Start of SOURCE INFORMATION
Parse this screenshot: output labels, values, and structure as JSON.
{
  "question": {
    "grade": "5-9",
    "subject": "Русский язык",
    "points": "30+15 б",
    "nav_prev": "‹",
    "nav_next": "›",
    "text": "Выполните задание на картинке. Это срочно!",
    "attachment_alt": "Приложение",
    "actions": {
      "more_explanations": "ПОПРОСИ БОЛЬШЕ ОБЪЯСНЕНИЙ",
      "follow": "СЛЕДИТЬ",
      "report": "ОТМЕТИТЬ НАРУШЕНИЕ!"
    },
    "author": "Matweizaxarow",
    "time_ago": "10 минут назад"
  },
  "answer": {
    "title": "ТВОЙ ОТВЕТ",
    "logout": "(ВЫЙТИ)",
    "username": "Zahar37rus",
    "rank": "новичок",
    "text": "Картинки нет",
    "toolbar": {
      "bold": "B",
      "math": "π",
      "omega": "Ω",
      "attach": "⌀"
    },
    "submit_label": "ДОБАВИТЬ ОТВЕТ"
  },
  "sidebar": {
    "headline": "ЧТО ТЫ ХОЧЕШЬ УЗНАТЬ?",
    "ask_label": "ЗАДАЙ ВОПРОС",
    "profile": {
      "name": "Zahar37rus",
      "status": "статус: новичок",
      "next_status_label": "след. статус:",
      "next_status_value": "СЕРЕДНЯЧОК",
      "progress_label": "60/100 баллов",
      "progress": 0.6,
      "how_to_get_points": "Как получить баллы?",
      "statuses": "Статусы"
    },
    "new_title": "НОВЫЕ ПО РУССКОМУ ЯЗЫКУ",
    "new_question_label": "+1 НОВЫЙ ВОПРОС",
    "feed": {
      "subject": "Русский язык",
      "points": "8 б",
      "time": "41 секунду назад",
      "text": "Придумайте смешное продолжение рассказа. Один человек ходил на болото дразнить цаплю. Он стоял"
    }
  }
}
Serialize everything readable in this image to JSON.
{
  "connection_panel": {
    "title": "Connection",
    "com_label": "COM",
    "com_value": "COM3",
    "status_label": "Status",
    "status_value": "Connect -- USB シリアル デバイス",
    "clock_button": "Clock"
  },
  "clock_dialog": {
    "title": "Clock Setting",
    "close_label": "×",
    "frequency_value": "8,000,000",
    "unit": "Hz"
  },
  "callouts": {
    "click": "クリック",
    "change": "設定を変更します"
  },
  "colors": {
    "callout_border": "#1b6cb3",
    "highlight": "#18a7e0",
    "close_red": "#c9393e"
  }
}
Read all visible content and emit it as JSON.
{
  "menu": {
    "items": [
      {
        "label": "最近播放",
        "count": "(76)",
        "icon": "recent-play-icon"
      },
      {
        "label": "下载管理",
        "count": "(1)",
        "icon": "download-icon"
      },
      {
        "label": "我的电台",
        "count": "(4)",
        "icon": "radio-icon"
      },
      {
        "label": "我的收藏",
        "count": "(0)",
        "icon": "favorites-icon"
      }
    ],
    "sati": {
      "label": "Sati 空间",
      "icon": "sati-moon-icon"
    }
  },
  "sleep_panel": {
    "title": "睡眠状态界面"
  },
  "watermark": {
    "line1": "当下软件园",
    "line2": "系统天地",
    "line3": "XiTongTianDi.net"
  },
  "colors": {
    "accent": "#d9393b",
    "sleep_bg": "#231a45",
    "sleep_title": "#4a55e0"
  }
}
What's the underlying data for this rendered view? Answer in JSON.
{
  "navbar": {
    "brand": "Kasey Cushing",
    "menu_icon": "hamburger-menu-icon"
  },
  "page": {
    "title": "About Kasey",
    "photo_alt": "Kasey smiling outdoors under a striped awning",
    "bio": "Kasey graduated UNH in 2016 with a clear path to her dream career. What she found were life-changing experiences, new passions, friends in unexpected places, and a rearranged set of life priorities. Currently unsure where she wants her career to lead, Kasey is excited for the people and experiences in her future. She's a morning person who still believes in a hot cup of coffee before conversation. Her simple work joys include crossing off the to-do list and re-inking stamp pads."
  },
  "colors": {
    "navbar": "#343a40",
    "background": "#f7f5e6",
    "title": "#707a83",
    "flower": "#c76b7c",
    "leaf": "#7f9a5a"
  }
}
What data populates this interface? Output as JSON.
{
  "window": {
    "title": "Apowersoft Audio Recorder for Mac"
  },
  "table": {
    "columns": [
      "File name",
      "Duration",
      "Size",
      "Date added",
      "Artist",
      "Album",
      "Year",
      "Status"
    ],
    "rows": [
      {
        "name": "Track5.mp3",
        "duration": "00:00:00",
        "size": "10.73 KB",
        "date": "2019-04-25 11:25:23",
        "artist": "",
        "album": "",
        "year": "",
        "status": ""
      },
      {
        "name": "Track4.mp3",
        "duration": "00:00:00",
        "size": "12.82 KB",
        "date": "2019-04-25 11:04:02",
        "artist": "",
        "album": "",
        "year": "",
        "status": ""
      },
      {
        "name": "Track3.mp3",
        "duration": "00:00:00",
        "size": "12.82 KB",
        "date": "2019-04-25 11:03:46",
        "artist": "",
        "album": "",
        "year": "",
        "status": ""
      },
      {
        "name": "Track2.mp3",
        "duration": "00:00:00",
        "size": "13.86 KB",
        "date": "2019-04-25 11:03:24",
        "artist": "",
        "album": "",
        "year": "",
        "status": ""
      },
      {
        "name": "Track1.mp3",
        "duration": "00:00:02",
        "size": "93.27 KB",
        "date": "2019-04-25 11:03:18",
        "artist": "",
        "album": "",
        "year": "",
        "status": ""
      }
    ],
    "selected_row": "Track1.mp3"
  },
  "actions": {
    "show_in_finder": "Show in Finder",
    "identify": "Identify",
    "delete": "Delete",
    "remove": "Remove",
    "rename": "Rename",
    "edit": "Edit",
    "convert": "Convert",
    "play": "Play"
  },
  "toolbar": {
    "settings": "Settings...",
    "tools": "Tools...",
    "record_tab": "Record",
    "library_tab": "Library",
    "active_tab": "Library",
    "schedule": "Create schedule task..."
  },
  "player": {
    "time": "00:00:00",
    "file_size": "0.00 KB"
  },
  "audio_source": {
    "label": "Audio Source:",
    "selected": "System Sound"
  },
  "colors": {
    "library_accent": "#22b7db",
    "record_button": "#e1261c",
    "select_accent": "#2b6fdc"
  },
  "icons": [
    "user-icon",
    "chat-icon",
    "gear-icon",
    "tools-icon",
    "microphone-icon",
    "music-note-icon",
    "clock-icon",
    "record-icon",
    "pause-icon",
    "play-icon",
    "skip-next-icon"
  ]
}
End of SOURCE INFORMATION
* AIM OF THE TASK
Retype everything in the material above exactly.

* RESULT OF THIS TASK
Parse this screenshot: output labels, values, and structure as JSON.
{
  "question": {
    "grade": "5-9",
    "subject": "Русский язык",
    "points": "30+15 б",
    "nav_prev": "‹",
    "nav_next": "›",
    "text": "Выполните задание на картинке. Это срочно!",
    "attachment_alt": "Приложение",
    "actions": {
      "more_explanations": "ПОПРОСИ БОЛЬШЕ ОБЪЯСНЕНИЙ",
      "follow": "СЛЕДИТЬ",
      "report": "ОТМЕТИТЬ НАРУШЕНИЕ!"
    },
    "author": "Matweizaxarow",
    "time_ago": "10 минут назад"
  },
  "answer": {
    "title": "ТВОЙ ОТВЕТ",
    "logout": "(ВЫЙТИ)",
    "username": "Zahar37rus",
    "rank": "новичок",
    "text": "Картинки нет",
    "toolbar": {
      "bold": "B",
      "math": "π",
      "omega": "Ω",
      "attach": "⌀"
    },
    "submit_label": "ДОБАВИТЬ ОТВЕТ"
  },
  "sidebar": {
    "headline": "ЧТО ТЫ ХОЧЕШЬ УЗНАТЬ?",
    "ask_label": "ЗАДАЙ ВОПРОС",
    "profile": {
      "name": "Zahar37rus",
      "status": "статус: новичок",
      "next_status_label": "след. статус:",
      "next_status_value": "СЕРЕДНЯЧОК",
      "progress_label": "60/100 баллов",
      "progress": 0.6,
      "how_to_get_points": "Как получить баллы?",
      "statuses": "Статусы"
    },
    "new_title": "НОВЫЕ ПО РУССКОМУ ЯЗЫКУ",
    "new_question_label": "+1 НОВЫЙ ВОПРОС",
    "feed": {
      "subject": "Русский язык",
      "points": "8 б",
      "time": "41 секунду назад",
      "text": "Придумайте смешное продолжение рассказа. Один человек ходил на болото дразнить цаплю. Он стоял"
    }
  }
}
Serialize everything readable in this image to JSON.
{
  "connection_panel": {
    "title": "Connection",
    "com_label": "COM",
    "com_value": "COM3",
    "status_label": "Status",
    "status_value": "Connect -- USB シリアル デバイス",
    "clock_button": "Clock"
  },
  "clock_dialog": {
    "title": "Clock Setting",
    "close_label": "×",
    "frequency_value": "8,000,000",
    "unit": "Hz"
  },
  "callouts": {
    "click": "クリック",
    "change": "設定を変更します"
  },
  "colors": {
    "callout_border": "#1b6cb3",
    "highlight": "#18a7e0",
    "close_red": "#c9393e"
  }
}
Read all visible content and emit it as JSON.
{
  "menu": {
    "items": [
      {
        "label": "最近播放",
        "count": "(76)",
        "icon": "recent-play-icon"
      },
      {
        "label": "下载管理",
        "count": "(1)",
        "icon": "download-icon"
      },
      {
        "label": "我的电台",
        "count": "(4)",
        "icon": "radio-icon"
      },
      {
        "label": "我的收藏",
        "count": "(0)",
        "icon": "favorites-icon"
      }
    ],
    "sati": {
      "label": "Sati 空间",
      "icon": "sati-moon-icon"
    }
  },
  "sleep_panel": {
    "title": "睡眠状态界面"
  },
  "watermark": {
    "line1": "当下软件园",
    "line2": "系统天地",
    "line3": "XiTongTianDi.net"
  },
  "colors": {
    "accent": "#d9393b",
    "sleep_bg": "#231a45",
    "sleep_title": "#4a55e0"
  }
}
What's the underlying data for this rendered view? Answer in JSON.
{
  "navbar": {
    "brand": "Kasey Cushing",
    "menu_icon": "hamburger-menu-icon"
  },
  "page": {
    "title": "About Kasey",
    "photo_alt": "Kasey smiling outdoors under a striped awning",
    "bio": "Kasey graduated UNH in 2016 with a clear path to her dream career. What she found were life-changing experiences, new passions, friends in unexpected places, and a rearranged set of life priorities. Currently unsure where she wants her career to lead, Kasey is excited for the people and experiences in her future. She's a morning person who still believes in a hot cup of coffee before conversation. Her simple work joys include crossing off the to-do list and re-inking stamp pads."
  },
  "colors": {
    "navbar": "#343a40",
    "background": "#f7f5e6",
    "title": "#707a83",
    "flower": "#c76b7c",
    "leaf": "#7f9a5a"
  }
}
What data populates this interface? Output as JSON.
{
  "window": {
    "title": "Apowersoft Audio Recorder for Mac"
  },
  "table": {
    "columns": [
      "File name",
      "Duration",
      "Size",
      "Date added",
      "Artist",
      "Album",
      "Year",
      "Status"
    ],
    "rows": [
      {
        "name": "Track5.mp3",
        "duration": "00:00:00",
        "size": "10.73 KB",
        "date": "2019-04-25 11:25:23",
        "artist": "",
        "album": "",
        "year": "",
        "status": ""
      },
      {
        "name": "Track4.mp3",
        "duration": "00:00:00",
        "size": "12.82 KB",
        "date": "2019-04-25 11:04:02",
        "artist": "",
        "album": "",
        "year": "",
        "status": ""
      },
      {
        "name": "Track3.mp3",
        "duration": "00:00:00",
        "size": "12.82 KB",
        "date": "2019-04-25 11:03:46",
        "artist": "",
        "album": "",
        "year": "",
        "status": ""
      },
      {
        "name": "Track2.mp3",
        "duration": "00:00:00",
        "size": "13.86 KB",
        "date": "2019-04-25 11:03:24",
        "artist": "",
        "album": "",
        "year": "",
        "status": ""
      },
      {
        "name": "Track1.mp3",
        "duration": "00:00:02",
        "size": "93.27 KB",
        "date": "2019-04-25 11:03:18",
        "artist": "",
        "album": "",
        "year": "",
        "status": ""
      }
    ],
    "selected_row": "Track1.mp3"
  },
  "actions": {
    "show_in_finder": "Show in Finder",
    "identify": "Identify",
    "delete": "Delete",
    "remove": "Remove",
    "rename": "Rename",
    "edit": "Edit",
    "convert": "Convert",
    "play": "Play"
  },
  "toolbar": {
    "settings": "Settings...",
    "tools": "Tools...",
    "record_tab": "Record",
    "library_tab": "Library",
    "active_tab": "Library",
    "schedule": "Create schedule task..."
  },
  "player": {
    "time": "00:00:00",
    "file_size": "0.00 KB"
  },
  "audio_source": {
    "label": "Audio Source:",
    "selected": "System Sound"
  },
  "colors": {
    "library_accent": "#22b7db",
    "record_button": "#e1261c",
    "select_accent": "#2b6fdc"
  },
  "icons": [
    "user-icon",
    "chat-icon",
    "gear-icon",
    "tools-icon",
    "microphone-icon",
    "music-note-icon",
    "clock-icon",
    "record-icon",
    "pause-icon",
    "play-icon",
    "skip-next-icon"
  ]
}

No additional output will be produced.